Finally, the Regulations also prescribe strict timelines to ensure that liquidation is conducted in a speedy fashion. In what is an unprecedented move, the liquidator is required to finish every liquidation in not more than two years. If he does not do so, his fee will reduce considerably and he will have to explain the reasons for the delay to the NCLT. An inefficient liquidator is also likely to go out of business if he fails to meet the market’s expectations.
The innovations in the Code and Regulations are quite well-intentioned, but it remains to be seen how they play out in practice. While the Regulations have several safeguards to prevent misconduct and abuse, the Insolvency and Bankruptcy Board of India must play a key-role role in ensuring compliance with the requirements such that unprofessional conduct on part of such highly empowered insolvency professionals does not go unpunished.

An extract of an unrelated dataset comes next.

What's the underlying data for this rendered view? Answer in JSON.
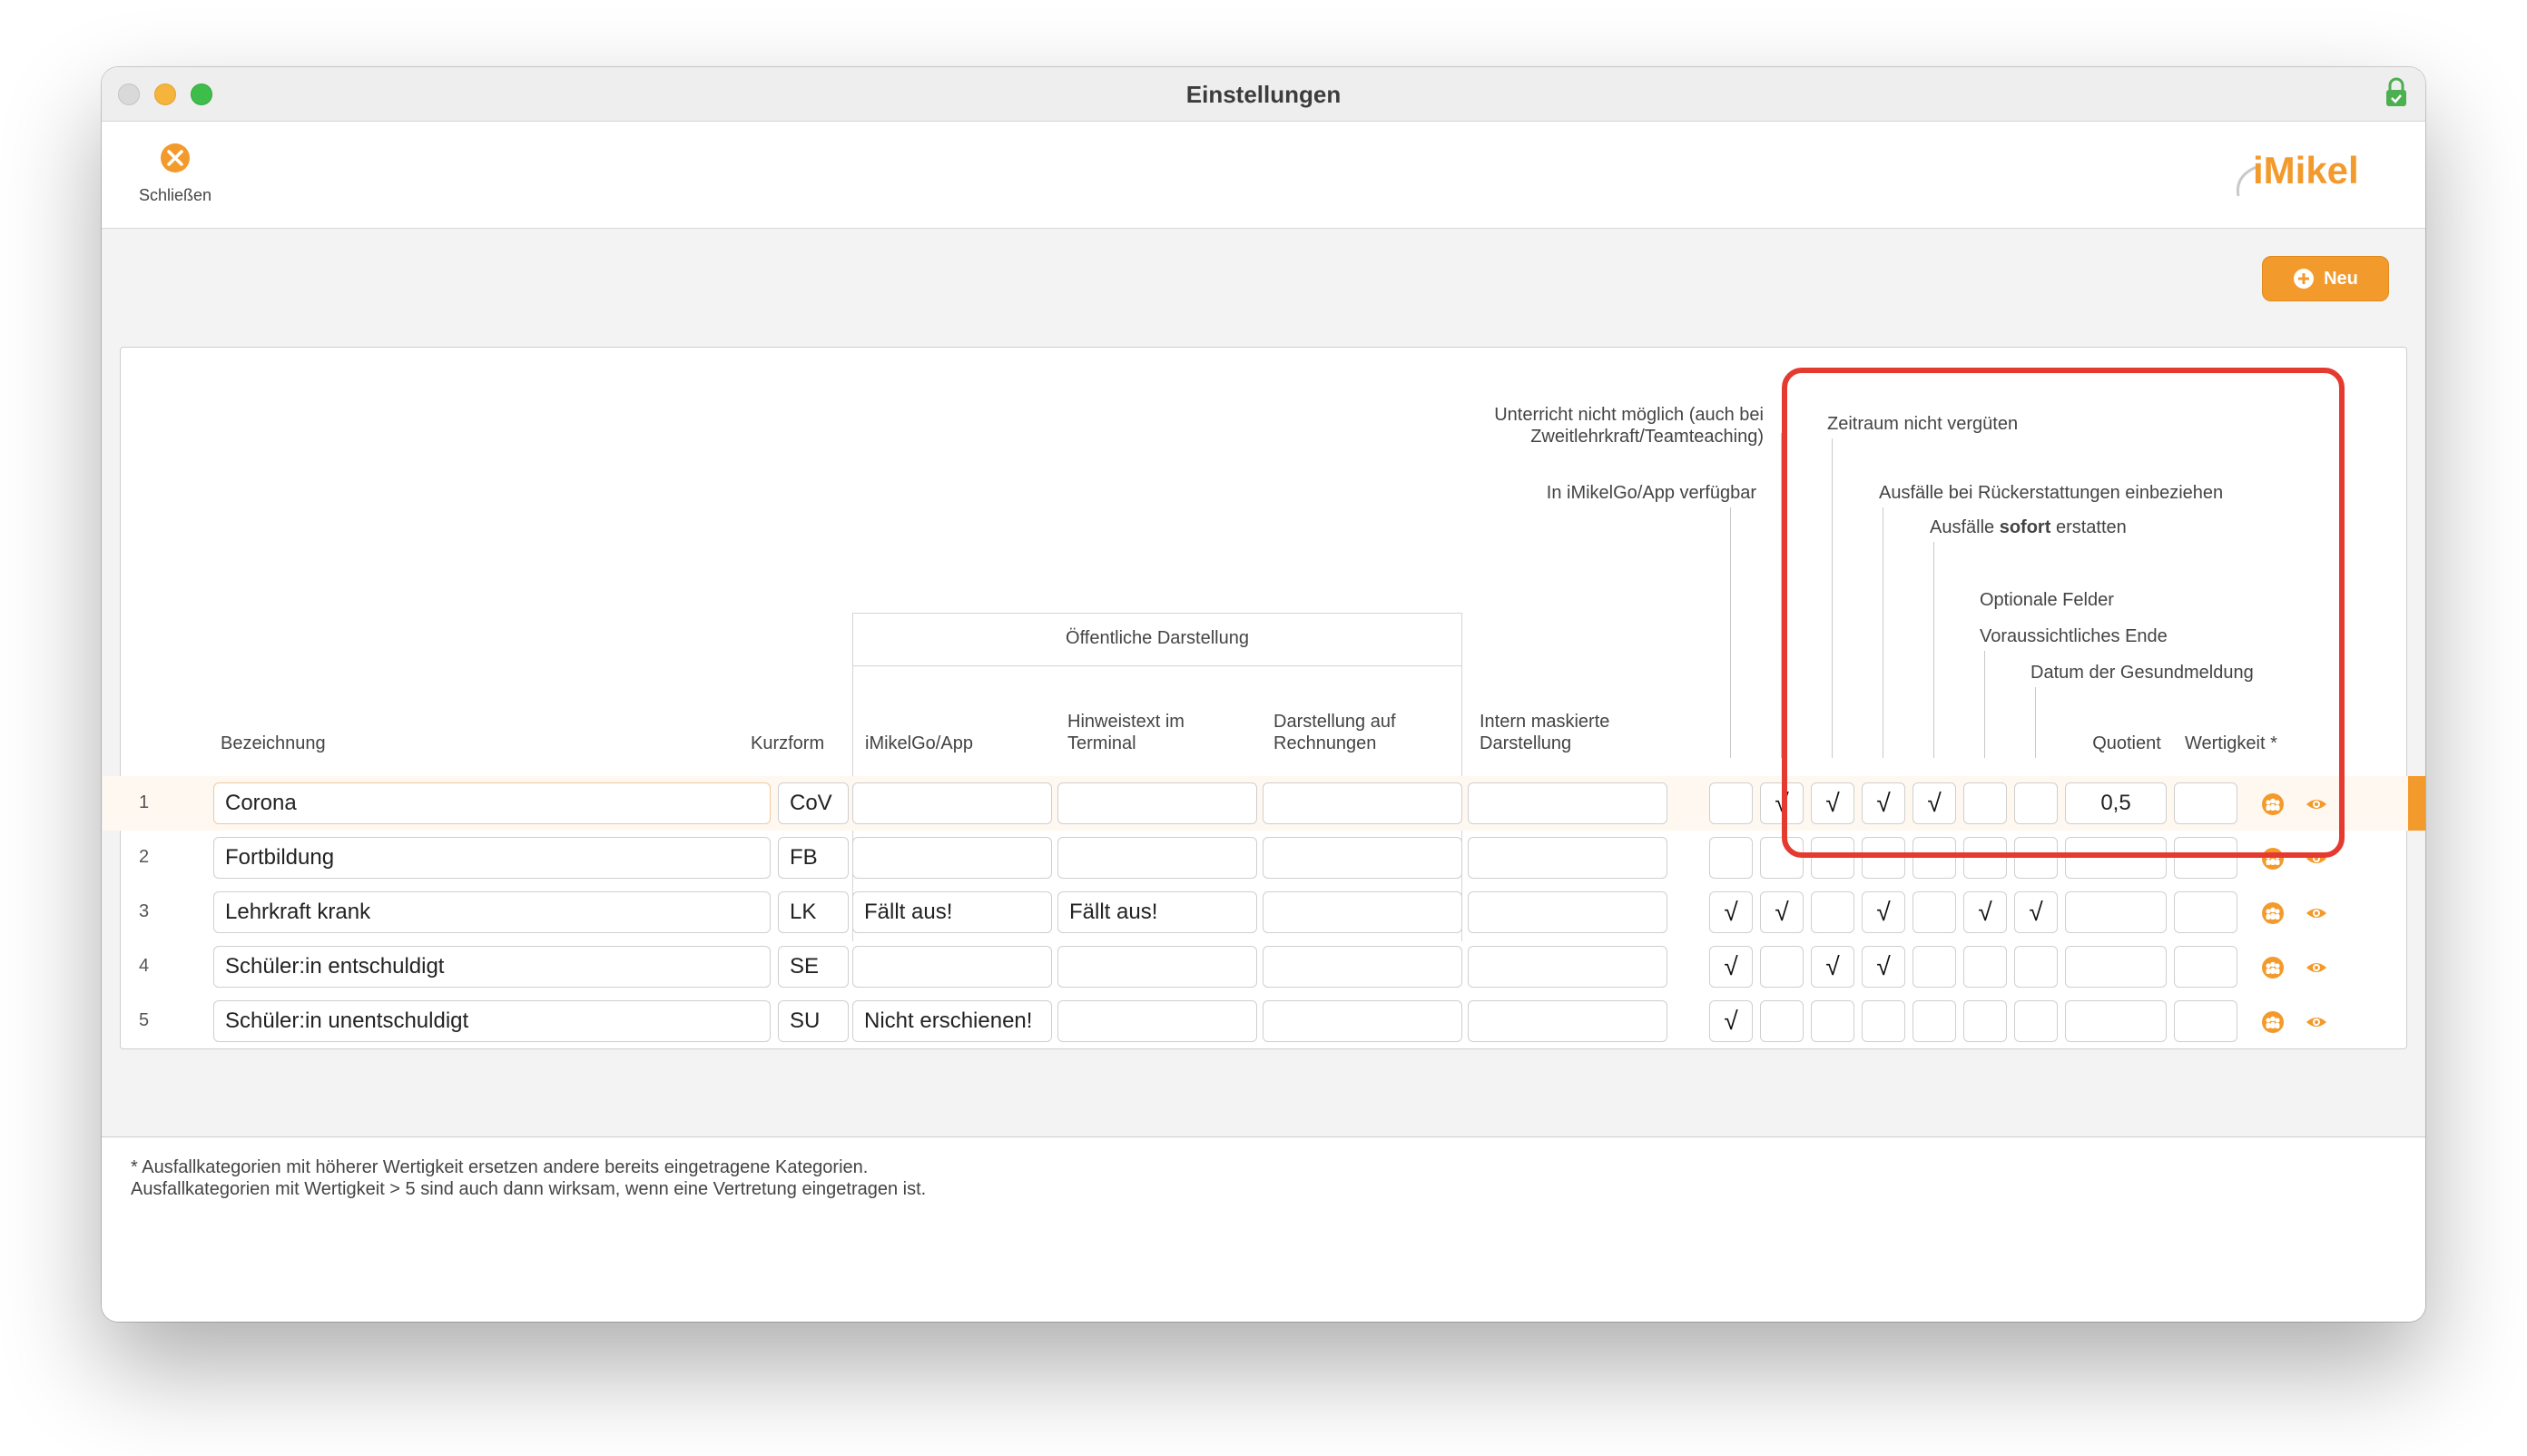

By- Shreya Prakash
The author is a research fellow, Vidhi Centre for Legal Policy